Since the collapse of the Soviet Union, Russia has been an afterthought for most Americans. Now in Syria, we see a more assertive and forceful Russia, undermining American and European policies. Why? It may surprise some, but Russia's national interests are not the same as America's, and those divergent interests are driving Russian foreign policy today.
Given that the Assad regime is one of Russia's last allies in a vitally important region, President Vladimir Putin and his advisors are making a cold, calculated assessment about the value of the regime versus the potential downside of resentment in Western capitals. The problem is that Putin (and a significant segment of Russia's elite) are suspicious of the West to begin with. And looking back, it may not be such a surprise.
Far from achieving the lofty goals of freedom, liberty, and open economic markets, the collapse of the Soviet system and the rapid, poorly-institutionalized liberalization programs allowed for the rise of the oligarchs, rampant corruption, and standards of living that made many Russians pine for the old days. At its lowest point, Russia actually defaulted on its sovereign debt in 1998, and a $5 billion tranche of IMF funds literally disappeared from Russia's coffers into various bank accounts outside of the country.
Perhaps more galling for many Russians were the diplomatic implications of the country's perceived weakness. NATO expanded into areas that were considered Russia's traditional sphere of interest, with little input or feedback from Moscow. The U.S. and its allies intervened twice against Russia's historic client, Serbia, in the Bosnia and Kosovo campaigns. After unilaterally withdrawing from the Antiballistic Missile (ABM) Treaty in 2003, the Bush administration embarked on the installation of missile defense systems in Eastern Europe, which President Obama continued. Despite Russian objections, the United States has shown little or no interest in making formal limitations on the program, potentially allowing for a large-scale, open-ended system that could undermine Russia's nuclear deterrent capability in the future.
Throughout much of this time, Russian leaders simply haven't had many cards to play. There were discussions of putting short-range missiles in Kaliningrad, or deploying new "heavy" multiple-warhead intercontinental ballistic missiles (ICBMs) after the U.S. withdrawal from the ABM Treaty. Putin has also threatened to leave the INF Treaty, which bans medium-range missiles, but even with additional resources from an upswing in oil and gas prices, a substantial military modernization program has been difficult to implement.
The conflict in Syria has provided Putin with an opening. While Russia's power has not grown in any significant way, the costs of two wars and a major financial crisis have certainly limited the capacity of the United States to commit itself to the Syrian conflict. At the very least, Putin is well aware of U.S. war wariness and the lack of public support for further military engagements in the Middle East. With an ally's survival at stake, he has made the calculation that Russia's interests are clearly engaged, and thus seems willing to consistently oppose the United States and Europe.
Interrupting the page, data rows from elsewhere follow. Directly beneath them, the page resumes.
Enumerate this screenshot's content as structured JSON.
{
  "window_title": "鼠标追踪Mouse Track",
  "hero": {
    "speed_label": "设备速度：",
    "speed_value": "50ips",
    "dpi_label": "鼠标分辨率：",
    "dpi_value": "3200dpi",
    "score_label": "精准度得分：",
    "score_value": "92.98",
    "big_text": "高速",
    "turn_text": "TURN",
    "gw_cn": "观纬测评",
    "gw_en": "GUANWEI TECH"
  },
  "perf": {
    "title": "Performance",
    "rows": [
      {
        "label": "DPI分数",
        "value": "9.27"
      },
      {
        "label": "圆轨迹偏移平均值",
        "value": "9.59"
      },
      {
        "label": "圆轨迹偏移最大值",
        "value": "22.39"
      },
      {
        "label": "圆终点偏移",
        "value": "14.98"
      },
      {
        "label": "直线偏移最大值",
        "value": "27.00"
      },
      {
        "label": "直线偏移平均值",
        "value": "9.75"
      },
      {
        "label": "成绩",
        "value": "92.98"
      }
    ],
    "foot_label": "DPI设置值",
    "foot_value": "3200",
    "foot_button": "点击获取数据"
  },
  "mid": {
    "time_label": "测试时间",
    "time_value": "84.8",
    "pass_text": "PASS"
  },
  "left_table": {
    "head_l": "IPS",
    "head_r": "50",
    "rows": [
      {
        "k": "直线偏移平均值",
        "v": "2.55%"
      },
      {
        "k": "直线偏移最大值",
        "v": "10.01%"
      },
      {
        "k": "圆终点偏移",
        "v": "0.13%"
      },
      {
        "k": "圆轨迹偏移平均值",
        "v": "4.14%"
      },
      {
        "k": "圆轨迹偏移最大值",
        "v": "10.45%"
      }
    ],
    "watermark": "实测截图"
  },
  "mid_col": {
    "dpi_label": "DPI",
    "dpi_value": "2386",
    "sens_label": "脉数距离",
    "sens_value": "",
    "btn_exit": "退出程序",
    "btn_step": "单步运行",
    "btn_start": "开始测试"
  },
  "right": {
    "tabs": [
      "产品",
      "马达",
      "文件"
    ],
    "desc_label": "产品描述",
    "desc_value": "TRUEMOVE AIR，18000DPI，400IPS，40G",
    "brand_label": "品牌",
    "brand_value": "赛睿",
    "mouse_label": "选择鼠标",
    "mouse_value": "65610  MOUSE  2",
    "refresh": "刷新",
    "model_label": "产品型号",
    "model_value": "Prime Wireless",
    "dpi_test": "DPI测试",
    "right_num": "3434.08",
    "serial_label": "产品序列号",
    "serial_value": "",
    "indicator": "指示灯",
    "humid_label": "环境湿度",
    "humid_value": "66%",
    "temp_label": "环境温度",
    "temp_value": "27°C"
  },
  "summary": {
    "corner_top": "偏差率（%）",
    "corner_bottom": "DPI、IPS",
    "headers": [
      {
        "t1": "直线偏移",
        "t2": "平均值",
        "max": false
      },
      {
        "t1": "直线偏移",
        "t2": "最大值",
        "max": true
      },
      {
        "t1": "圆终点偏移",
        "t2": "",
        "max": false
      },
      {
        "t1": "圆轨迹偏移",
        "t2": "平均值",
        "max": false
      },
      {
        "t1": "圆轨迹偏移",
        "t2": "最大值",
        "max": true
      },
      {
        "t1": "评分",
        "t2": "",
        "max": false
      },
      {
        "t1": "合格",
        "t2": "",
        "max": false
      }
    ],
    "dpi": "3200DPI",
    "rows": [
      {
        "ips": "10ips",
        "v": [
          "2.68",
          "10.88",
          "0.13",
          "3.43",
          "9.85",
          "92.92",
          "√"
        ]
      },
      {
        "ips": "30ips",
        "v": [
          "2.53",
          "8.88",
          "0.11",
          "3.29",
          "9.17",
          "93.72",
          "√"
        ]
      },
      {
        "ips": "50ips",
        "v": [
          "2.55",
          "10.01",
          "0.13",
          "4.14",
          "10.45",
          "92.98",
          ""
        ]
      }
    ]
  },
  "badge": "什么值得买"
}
None of this is to excuse Putin's policies or his naked, self-interested, and ultimately bloody choice to use his influence to sustain -- rather than push out -- a long time ally that has brutalized his own people. At the same time, Washington should recognize and understand his motivations and thus work to find a solution that would address Russia's interests as well as those of the Syrian people, U.S. allies in the region, and the broader international community. Such a diplomatic solution has the best chance of ending the violence and maintaining a working relationship between the U.S. and another important world power.
The question at hand seems to be whether fighting a proxy war with Russia and damaging relations with Putin's Kremlin is more important than maintaining the potential for cooperation on a host of other pressing issues that confront the United States. Barring the outcome of the Edward Snowden saga, Moscow's cooperation could prove extremely useful on issues like strategic arms control, nuclear nonproliferation, the development of international responses to cyber warfare and espionage, the rise of China, and the reversal of Iran's nuclear program.
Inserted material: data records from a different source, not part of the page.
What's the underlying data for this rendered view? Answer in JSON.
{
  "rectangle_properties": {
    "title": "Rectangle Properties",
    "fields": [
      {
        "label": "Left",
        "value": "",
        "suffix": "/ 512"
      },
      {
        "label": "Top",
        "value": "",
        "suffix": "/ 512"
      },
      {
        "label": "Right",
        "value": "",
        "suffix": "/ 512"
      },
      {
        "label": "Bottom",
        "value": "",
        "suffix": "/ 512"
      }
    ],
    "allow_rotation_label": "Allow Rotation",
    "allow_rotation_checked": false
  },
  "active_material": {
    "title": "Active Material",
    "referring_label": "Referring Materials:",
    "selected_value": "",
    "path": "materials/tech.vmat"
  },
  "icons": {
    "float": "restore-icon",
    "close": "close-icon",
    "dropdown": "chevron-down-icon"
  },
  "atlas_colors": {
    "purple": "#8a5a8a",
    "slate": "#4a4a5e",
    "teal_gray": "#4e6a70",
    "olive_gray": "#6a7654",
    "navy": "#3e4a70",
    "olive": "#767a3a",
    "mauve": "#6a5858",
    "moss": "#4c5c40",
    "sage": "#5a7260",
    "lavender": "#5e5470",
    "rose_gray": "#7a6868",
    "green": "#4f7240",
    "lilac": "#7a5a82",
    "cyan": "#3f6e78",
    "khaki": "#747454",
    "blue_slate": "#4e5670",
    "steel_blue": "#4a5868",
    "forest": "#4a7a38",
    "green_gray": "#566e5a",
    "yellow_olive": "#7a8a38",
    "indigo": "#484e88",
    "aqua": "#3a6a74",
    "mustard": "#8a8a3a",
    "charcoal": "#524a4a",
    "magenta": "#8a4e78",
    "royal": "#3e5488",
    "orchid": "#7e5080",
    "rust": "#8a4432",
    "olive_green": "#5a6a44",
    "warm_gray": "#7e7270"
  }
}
Some would seem to argue that U.S. intervention in the Syrian Civil War is indeed more important than these other issues, and our relationship with Moscow. This misses the larger picture. Working to gain Russia's support, rather than simply offsetting its commitment to Assad would be a far more effective approach for achieving U.S. objectives in Syria, the larger Middle East, and around the world -- both today and over the longer-term.